Oil prices held onto last week’s gains Monday morning as Saudi Arabia and Russia favour extending the oil production pact past March 2018. Brent crude had gained 0.5% by 08.35 AM GMT to trade at $60.74/bbl, while at the same time WTI had gained 0.2% to stand at $54/bbl. The spread between Brent and WTI has widened to $6.75/bbl, the widest in more than a month. With Oman crude at $58.31/bbl Asian buyers have a continued interest in lifting US crude volumes, especially since volumes are predominantly light crude or condensate.
Speculators in the US lifted their net managed money position by 15.8 million bbls as longs rose 9.67 million bbls, while shorts were trimmed by 6.13 million bbls. Longs currently stand at 375.4 million bbls, while shorts have declined to 140.52 million bbls, bringing the net speculative position at 234.88 million bbls.
Producers closed numerous positions last week, both short and long. Longs dropped by almost 19 million bbls w-o-w, likely on the back of profit-taking. Similarly, non-performing shorts of 15.83 million bbls were closed the previous week. The net short producers’ position stands at just 71.33 million bbls currently the smallest cumulative short position since December 2014. March 2017 saw the net short positioning of producers almost touching 300 million bbls.
The fleet of active rigs in the US rose by one unit last week to 737 units. Despite the overall addition of only one rig, the breakdown showed interesting signs. Drilling rigs in Texas rose by five units to 441, suggesting that the Permian and Eagle Ford basins will likely continue to drive US shale production. Conversely, North Dakota saw the removal of two rigs, with the fleet in the state now at 49 units.

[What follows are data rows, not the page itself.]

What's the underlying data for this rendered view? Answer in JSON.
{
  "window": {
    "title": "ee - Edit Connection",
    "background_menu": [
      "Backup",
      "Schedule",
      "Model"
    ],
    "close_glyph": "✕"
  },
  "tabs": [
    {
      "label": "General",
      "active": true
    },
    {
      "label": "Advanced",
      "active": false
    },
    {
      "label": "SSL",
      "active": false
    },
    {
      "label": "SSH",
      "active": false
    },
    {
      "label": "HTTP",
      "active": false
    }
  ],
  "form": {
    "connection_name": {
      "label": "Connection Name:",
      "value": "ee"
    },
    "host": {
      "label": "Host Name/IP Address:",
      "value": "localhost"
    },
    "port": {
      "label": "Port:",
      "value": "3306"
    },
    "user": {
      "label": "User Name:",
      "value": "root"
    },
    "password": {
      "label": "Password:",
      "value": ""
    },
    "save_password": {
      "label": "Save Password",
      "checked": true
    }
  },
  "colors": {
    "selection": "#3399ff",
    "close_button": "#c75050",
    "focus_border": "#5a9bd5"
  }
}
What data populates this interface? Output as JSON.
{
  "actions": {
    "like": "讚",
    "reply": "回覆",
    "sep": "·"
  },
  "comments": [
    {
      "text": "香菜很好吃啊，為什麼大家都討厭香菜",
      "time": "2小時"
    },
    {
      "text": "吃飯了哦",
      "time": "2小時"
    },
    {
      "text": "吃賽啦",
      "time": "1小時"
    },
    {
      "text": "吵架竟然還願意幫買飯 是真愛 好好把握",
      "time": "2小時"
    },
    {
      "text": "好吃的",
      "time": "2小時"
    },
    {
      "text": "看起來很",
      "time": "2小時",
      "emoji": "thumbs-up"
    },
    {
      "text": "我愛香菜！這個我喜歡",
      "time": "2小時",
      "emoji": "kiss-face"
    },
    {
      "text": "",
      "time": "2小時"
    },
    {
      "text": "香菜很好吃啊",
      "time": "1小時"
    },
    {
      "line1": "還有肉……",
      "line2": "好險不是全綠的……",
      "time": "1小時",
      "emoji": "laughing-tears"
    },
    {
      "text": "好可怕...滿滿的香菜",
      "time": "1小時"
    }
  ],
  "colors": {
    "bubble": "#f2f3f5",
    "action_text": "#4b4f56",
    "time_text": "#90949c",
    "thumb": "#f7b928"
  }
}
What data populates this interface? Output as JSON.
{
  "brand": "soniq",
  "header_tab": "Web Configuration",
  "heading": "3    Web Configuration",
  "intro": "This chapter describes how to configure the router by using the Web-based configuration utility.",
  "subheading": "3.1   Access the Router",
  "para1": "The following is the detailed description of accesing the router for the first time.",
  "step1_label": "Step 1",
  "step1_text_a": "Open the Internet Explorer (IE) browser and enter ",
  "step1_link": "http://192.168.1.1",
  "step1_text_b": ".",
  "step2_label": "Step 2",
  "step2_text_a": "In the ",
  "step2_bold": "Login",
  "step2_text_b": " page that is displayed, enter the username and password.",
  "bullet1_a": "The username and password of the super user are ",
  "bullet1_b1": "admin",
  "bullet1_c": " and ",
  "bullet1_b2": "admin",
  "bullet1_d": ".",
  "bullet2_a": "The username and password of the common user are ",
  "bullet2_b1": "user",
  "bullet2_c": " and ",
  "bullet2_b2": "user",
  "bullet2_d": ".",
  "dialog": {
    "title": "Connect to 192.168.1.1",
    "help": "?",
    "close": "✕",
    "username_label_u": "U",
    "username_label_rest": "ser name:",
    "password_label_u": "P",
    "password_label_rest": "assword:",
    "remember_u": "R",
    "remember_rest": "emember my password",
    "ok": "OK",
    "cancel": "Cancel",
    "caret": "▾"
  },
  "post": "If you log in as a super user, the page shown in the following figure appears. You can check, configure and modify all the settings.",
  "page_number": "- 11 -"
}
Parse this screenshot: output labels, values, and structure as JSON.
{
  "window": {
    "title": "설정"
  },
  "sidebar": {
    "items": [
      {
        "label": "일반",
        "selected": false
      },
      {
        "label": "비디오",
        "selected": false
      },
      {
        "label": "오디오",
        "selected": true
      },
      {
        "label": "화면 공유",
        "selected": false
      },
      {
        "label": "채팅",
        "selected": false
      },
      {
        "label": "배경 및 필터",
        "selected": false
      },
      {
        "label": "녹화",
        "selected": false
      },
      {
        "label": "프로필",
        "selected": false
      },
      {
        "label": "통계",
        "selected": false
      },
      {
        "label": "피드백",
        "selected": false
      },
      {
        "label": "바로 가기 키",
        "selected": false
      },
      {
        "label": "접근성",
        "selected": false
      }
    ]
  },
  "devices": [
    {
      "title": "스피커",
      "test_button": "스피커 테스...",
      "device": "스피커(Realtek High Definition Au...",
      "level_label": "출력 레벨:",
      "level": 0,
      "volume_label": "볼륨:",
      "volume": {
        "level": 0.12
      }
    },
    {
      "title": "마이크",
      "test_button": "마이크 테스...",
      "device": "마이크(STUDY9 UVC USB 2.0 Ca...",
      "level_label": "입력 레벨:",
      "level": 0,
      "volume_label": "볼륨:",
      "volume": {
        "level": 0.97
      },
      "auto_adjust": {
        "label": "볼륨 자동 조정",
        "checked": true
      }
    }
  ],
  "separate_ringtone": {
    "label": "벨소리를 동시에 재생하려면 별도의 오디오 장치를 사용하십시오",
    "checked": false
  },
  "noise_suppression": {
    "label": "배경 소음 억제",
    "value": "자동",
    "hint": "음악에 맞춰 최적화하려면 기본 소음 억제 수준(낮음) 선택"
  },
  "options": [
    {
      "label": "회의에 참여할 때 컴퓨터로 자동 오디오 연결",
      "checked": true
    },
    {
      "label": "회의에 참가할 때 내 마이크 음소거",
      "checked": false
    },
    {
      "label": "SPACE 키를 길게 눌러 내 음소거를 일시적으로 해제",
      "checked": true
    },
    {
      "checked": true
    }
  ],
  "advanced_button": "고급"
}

The Oil Research Team
Supply Chain & Commodities Research